Port Arthur Historic Site Management Authority (PAHSMA) has announced the winner for a competition to transform the World Heritage-listed Cascades Female Factory Historic Site in south Hobart.
The competition called for a new history and interpretation centre at the former convict site.
The winning proposal by Tasmanian practice Liminal Studio in partnership with international firm Snøhetta and Melbourne landscape practice Rush Wright Associates was unanimously selected by the jury.
“[Their] design best embodies the heritage values of the site and one which will emotionally connect visitors to the extant heritage fabric of the site and the stories of women who passed through it,” said jury chair Sharon Sullivan, chair of PAHSMA.
The Cascades Female Factory is Australia’s most significant historic site associated with female convicts. It was originally built as a distillery in 1823 until it was sold to the colonial government and converted for use as a prison for women by colonial architect John Lee Archer in 1828. The site operated as a convict facility until 1856. More than 6,000 convicts were incarcerated at the Cascades Female Factory. The women housed at the facility were subjected to up to 12 hours of labour per day.
The proposed centre will occupy an original yard on the historic site, with a rectilinear building and a landscaped courtyard.
“The proposed design concept unravels the stories of the more than 6,000 women who spent time within the walls,” said Liminal Studio in a design statement.
“Through contained form, spatial design, and integrated landscape, the proposal explores the representation of the plight of the convict women. The exploration of the struggle between light and dark, imprisonment and liberty, punishment and reform, threat and opportunity, horror and hope, aims to provoke a visceral experience for the visitor and connect them to the experience of the convict women.”
The contrast between the building and the landscape will convey the dichotomous narrative of the site’s history.
“We had the idea of a sombre, harsh, dark building and uplifting, positive elements, connecting to a positive future in the landscape,” said Peta Heffernan, director of Liminal Studio.
The building will be made with black metal cladding with a dark interior experience.
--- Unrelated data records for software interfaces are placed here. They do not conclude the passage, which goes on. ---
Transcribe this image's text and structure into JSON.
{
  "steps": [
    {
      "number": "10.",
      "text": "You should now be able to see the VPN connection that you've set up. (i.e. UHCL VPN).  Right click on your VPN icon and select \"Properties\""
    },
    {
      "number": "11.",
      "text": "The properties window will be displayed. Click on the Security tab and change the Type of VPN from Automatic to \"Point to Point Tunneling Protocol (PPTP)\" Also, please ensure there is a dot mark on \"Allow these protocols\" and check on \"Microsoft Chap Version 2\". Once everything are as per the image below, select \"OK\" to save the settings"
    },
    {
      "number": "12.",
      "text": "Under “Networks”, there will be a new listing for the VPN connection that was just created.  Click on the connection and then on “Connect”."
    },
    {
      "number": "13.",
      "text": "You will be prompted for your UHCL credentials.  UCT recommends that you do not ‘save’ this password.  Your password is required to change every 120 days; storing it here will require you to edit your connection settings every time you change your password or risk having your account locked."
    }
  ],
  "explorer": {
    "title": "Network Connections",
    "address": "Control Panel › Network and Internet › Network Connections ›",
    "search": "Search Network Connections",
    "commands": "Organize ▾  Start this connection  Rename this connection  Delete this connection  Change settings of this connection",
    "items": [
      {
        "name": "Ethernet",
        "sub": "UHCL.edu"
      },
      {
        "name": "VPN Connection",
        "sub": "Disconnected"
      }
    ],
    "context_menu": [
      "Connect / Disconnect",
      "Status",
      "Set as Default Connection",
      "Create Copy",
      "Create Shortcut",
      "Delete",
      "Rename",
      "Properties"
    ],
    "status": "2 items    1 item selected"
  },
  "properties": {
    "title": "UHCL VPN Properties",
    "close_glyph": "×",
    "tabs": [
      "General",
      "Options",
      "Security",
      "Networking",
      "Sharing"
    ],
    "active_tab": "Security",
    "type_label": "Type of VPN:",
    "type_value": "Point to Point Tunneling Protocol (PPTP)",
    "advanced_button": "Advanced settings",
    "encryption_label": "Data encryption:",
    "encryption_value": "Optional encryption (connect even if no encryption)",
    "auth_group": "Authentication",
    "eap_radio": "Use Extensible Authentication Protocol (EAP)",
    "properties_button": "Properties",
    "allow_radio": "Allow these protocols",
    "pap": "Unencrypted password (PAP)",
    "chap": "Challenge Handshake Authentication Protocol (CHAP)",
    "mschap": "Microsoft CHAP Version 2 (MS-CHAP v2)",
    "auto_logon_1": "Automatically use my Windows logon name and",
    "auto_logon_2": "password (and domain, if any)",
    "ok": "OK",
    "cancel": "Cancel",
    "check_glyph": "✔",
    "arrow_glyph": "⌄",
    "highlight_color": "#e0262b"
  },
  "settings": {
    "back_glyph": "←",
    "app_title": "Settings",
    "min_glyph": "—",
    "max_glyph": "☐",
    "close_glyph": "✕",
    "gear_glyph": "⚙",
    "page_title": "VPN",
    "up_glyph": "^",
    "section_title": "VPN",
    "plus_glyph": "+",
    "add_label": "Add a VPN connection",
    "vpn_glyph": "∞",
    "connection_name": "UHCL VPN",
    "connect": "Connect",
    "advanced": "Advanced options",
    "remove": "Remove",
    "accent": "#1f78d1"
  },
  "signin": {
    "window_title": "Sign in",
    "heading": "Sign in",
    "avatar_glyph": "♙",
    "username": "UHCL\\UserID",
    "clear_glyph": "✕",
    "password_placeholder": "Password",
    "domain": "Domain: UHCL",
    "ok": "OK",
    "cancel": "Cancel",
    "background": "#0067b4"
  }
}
Glass box protrusions – or “drawers of curiosity” in reference to museum displays – will be made from black glass, which will allow some light into the space, but importantly, it will also reflect the proposed landscape.
“There’ll be this literal reflection with you in the landscape. That was an important dialogue between the reflection of the building,” Heffernan said.
“The contrast between the building being constrained and the landscape representing the release and the hope and reflection and the future. It was really important for us to get the contrast of experience.
“The landscape symbolizes the healing and the erosion of imprisonment.”
The landscape experience will culminate in a open forum – an “empathetic amphitheatre” or “empatheatre” space which is intended to be used as place for storytelling, performance, re-enactments, education and events.
“One of the important parts of the release into the landscape was about providing a literal platform for voice, a theatre space for telling untold stories,” Heffernan explained.
“At a deeper level, we want there to be an overall idea about women’s voices being heard. So, it’s not only about these specific convict women but it’s also about reaching out and creating a platform for women and minority groups to be heard.
“We know there are still cultures in which women are oppressed. And they don’t have the same level of freedom that we experience. So it’s trying to reach out and highlight those issues subtly. But that outreach is really important.”
Reflecting the significance of this Australian female convict site, the competition brief required design teams to have a “significant proportion of female participation.”
Liminal Studio’s team is 70 percent female, Rush Wright’s team working on the project is all female and Snøhetta, which has an Australian office in Adelaide, is 50 percent female.
The competition was judged by an all-female jury which also included Catherine Baudet (Ferrier Baudet Architects), Shelley Penn (Shelley Penn Architect), Penelope Seidler (Harry Seidler and Associates), Janet Carding (Tasmanian Museum and Art Gallery) and Justine Clark (architectural editor, speaker and researcher).
“The striking contemporary design provides an appropriate contrast to the heritage context and is based in a clear narrative that brings depth and meaning to the project,” said the jury. “The experiential quality and spatial focus of the design conveys an appropriate sense of sombreness. The emphasis on the journey to the site will engage with the visitor, and heighten their experience of the place, its history and significance.”